Every Wednesday from 10:00 a.m. to 12:30 p.m. for six weeks. To RSVP please contact Molly Irish at 415-694-7320 or email@example.com.
Sign up now and take control of your health! This is a program developed by Stanford University School of Medicine and co-sponsored by LightHouse for the Blind, Department of Adult and Aging Services, City College of San Francisco and 30th Street Senior Center.
Chronic diseases—such as cardiovascular disease, arthritis, cancer, and diabetes—are among the most prevalent, costly, and preventable of all health problems. Many people who suffer from multiple chronic conditions feel they lack the skills to manage their own health.
The Healthier Living: Managing Ongoing Health Conditions program encourages participants to maintain and adapt practical coping strategies. The program focuses on providing mutual support to the participants thus building their confidence in their ability to manage their health and thus maintain active lives. After completing the workshops participants demonstrate significant improvements in their self-reported general health, in aspects such as improved attitude and gained skills.
Healthier Living includes a series of 2½ hour workshops presented over a 6-week period by two trained leaders, one or both of whom are non-health professional with a chronic disease themselves. The curriculum includes workshops and appropriate behavior modifications and coping strategies to enable the participants to manage their chronic diseases and medications and increase physical activity levels.
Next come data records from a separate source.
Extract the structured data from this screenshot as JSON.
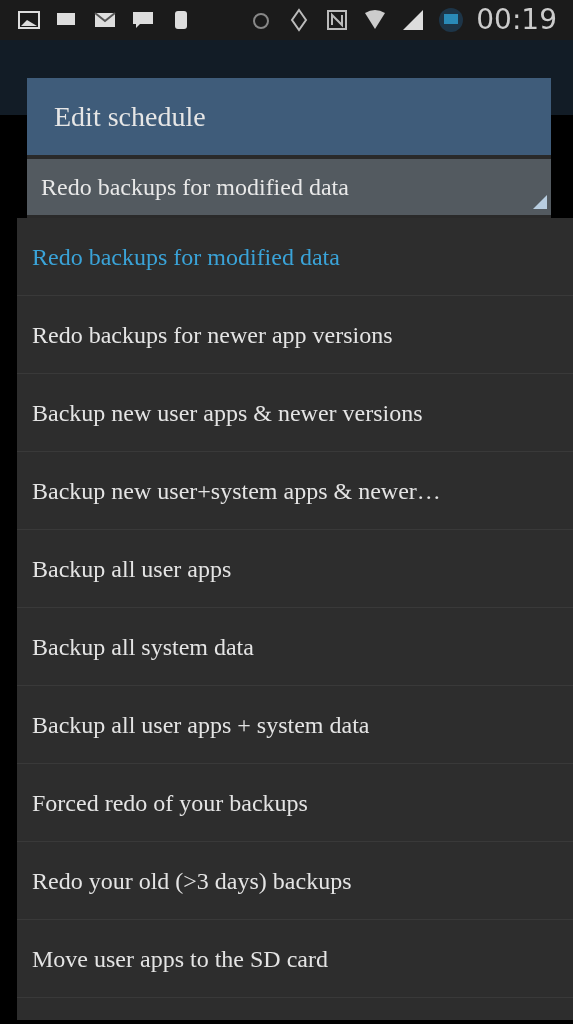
{
  "status_bar": {
    "time": "00:19"
  },
  "dialog": {
    "title": "Edit schedule",
    "spinner": {
      "value": "Redo backups for modified data"
    }
  },
  "dropdown": {
    "options": [
      {
        "label": "Redo backups for modified data",
        "selected": true
      },
      {
        "label": "Redo backups for newer app versions",
        "selected": false
      },
      {
        "label": "Backup new user apps & newer versions",
        "selected": false
      },
      {
        "label": "Backup new user+system apps & newer…",
        "selected": false
      },
      {
        "label": "Backup all user apps",
        "selected": false
      },
      {
        "label": "Backup all system data",
        "selected": false
      },
      {
        "label": "Backup all user apps + system data",
        "selected": false
      },
      {
        "label": "Forced redo of your backups",
        "selected": false
      },
      {
        "label": "Redo your old (>3 days) backups",
        "selected": false
      },
      {
        "label": "Move user apps to the SD card",
        "selected": false
      }
    ]
  }
}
More Community Service Offerings!
Please check out our LightHouse Calendar for more information on new clubs, classes and events in October, including:
- Blind Brewers Club
- LH Blind Backpackers Club
- LH Red Cross Disaster Preparedness Youth Group
- LH Outdoor Adventurers Club
- LH Blind Poets Society
- Chair Massage
- Field Trip to Anchor Steam Brewery
- Halloween Party
- Art Slam
- LH Writer’s Guild
- LH Philosophers Club
- LH Fishing Club
- Beanies for Babies Volunteer Knitters
- LH Volunteer Corps